* Supplied records:
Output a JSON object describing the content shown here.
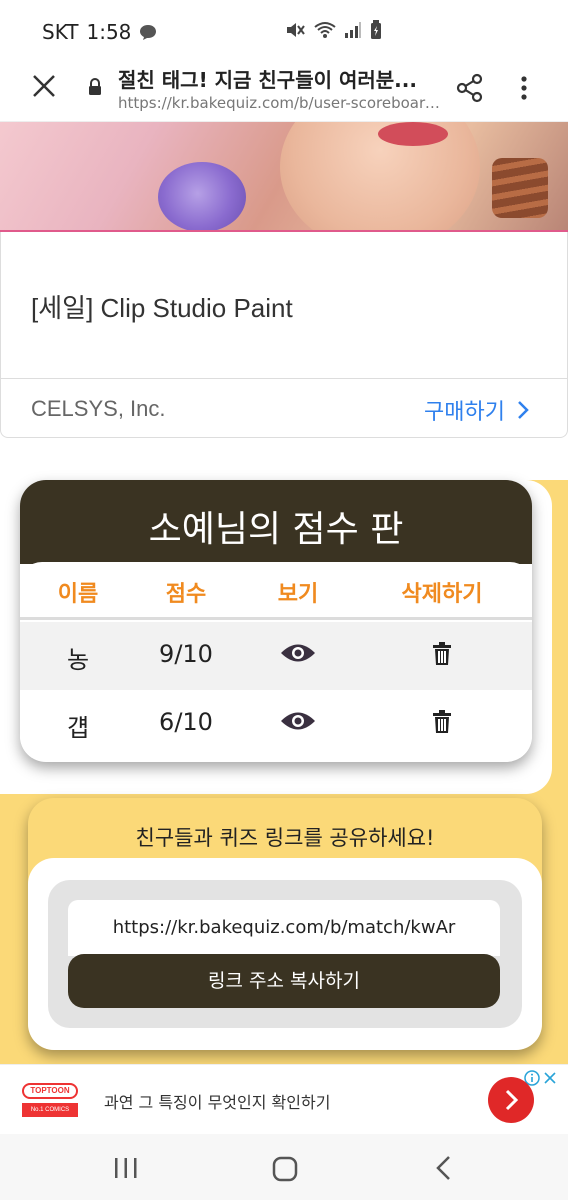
{
  "status_bar": {
    "carrier": "SKT",
    "time": "1:58",
    "icons": [
      "chat-icon",
      "mute-icon",
      "wifi-icon",
      "signal-icon",
      "battery-icon"
    ]
  },
  "browser": {
    "title": "절친 태그! 지금 친구들이 여러분...",
    "url": "https://kr.bakequiz.com/b/user-scoreboard/k..."
  },
  "ad": {
    "title": "[세일] Clip Studio Paint",
    "company": "CELSYS, Inc.",
    "buy_label": "구매하기"
  },
  "scoreboard": {
    "title": "소예님의 점수 판",
    "columns": [
      "이름",
      "점수",
      "보기",
      "삭제하기"
    ],
    "rows": [
      {
        "name": "농",
        "score": "9/10"
      },
      {
        "name": "걥",
        "score": "6/10"
      }
    ]
  },
  "share": {
    "heading": "친구들과 퀴즈 링크를 공유하세요!",
    "link": "https://kr.bakequiz.com/b/match/kwAr",
    "copy_label": "링크 주소 복사하기"
  },
  "bottom_ad": {
    "brand": "TOPTOON",
    "brand_sub": "No.1 COMICS",
    "text": "과연 그 특징이 무엇인지 확인하기"
  },
  "colors": {
    "accent_orange": "#f08a1f",
    "dark_brown": "#3a3322",
    "yellow": "#fbd978",
    "link_blue": "#2f80ed"
  }
}
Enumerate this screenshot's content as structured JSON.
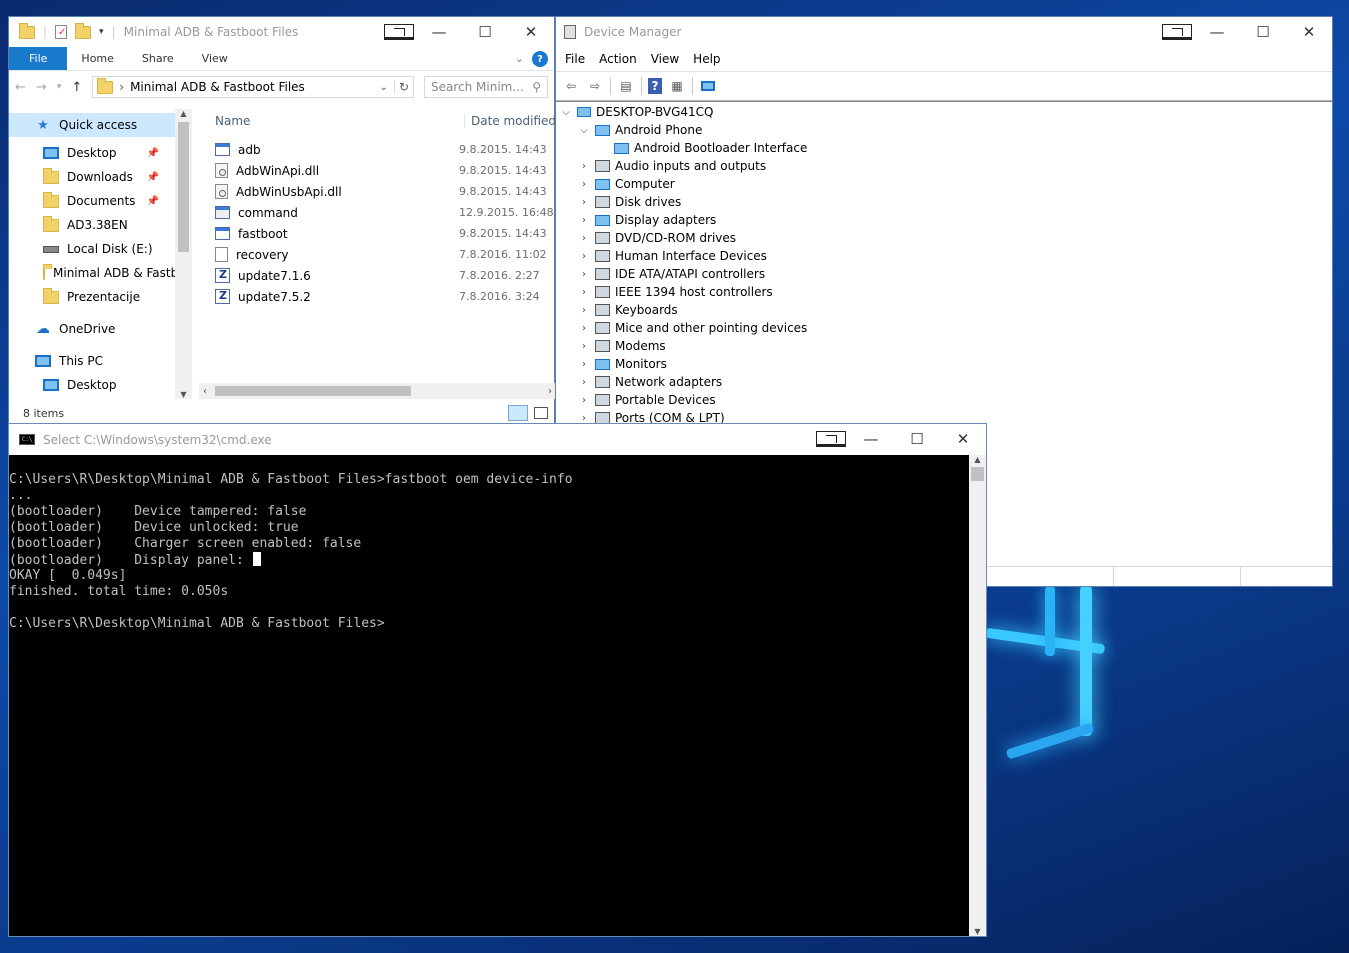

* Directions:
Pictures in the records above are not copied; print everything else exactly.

* Exercise result:
Output a JSON object describing the content shown here.
{
  "status_bar": {
    "carrier": "SKT",
    "time": "1:58",
    "icons": [
      "chat-icon",
      "mute-icon",
      "wifi-icon",
      "signal-icon",
      "battery-icon"
    ]
  },
  "browser": {
    "title": "절친 태그! 지금 친구들이 여러분...",
    "url": "https://kr.bakequiz.com/b/user-scoreboard/k..."
  },
  "ad": {
    "title": "[세일] Clip Studio Paint",
    "company": "CELSYS, Inc.",
    "buy_label": "구매하기"
  },
  "scoreboard": {
    "title": "소예님의 점수 판",
    "columns": [
      "이름",
      "점수",
      "보기",
      "삭제하기"
    ],
    "rows": [
      {
        "name": "농",
        "score": "9/10"
      },
      {
        "name": "걥",
        "score": "6/10"
      }
    ]
  },
  "share": {
    "heading": "친구들과 퀴즈 링크를 공유하세요!",
    "link": "https://kr.bakequiz.com/b/match/kwAr",
    "copy_label": "링크 주소 복사하기"
  },
  "bottom_ad": {
    "brand": "TOPTOON",
    "brand_sub": "No.1 COMICS",
    "text": "과연 그 특징이 무엇인지 확인하기"
  },
  "colors": {
    "accent_orange": "#f08a1f",
    "dark_brown": "#3a3322",
    "yellow": "#fbd978",
    "link_blue": "#2f80ed"
  }
}
Enumerate this screenshot's content as structured JSON.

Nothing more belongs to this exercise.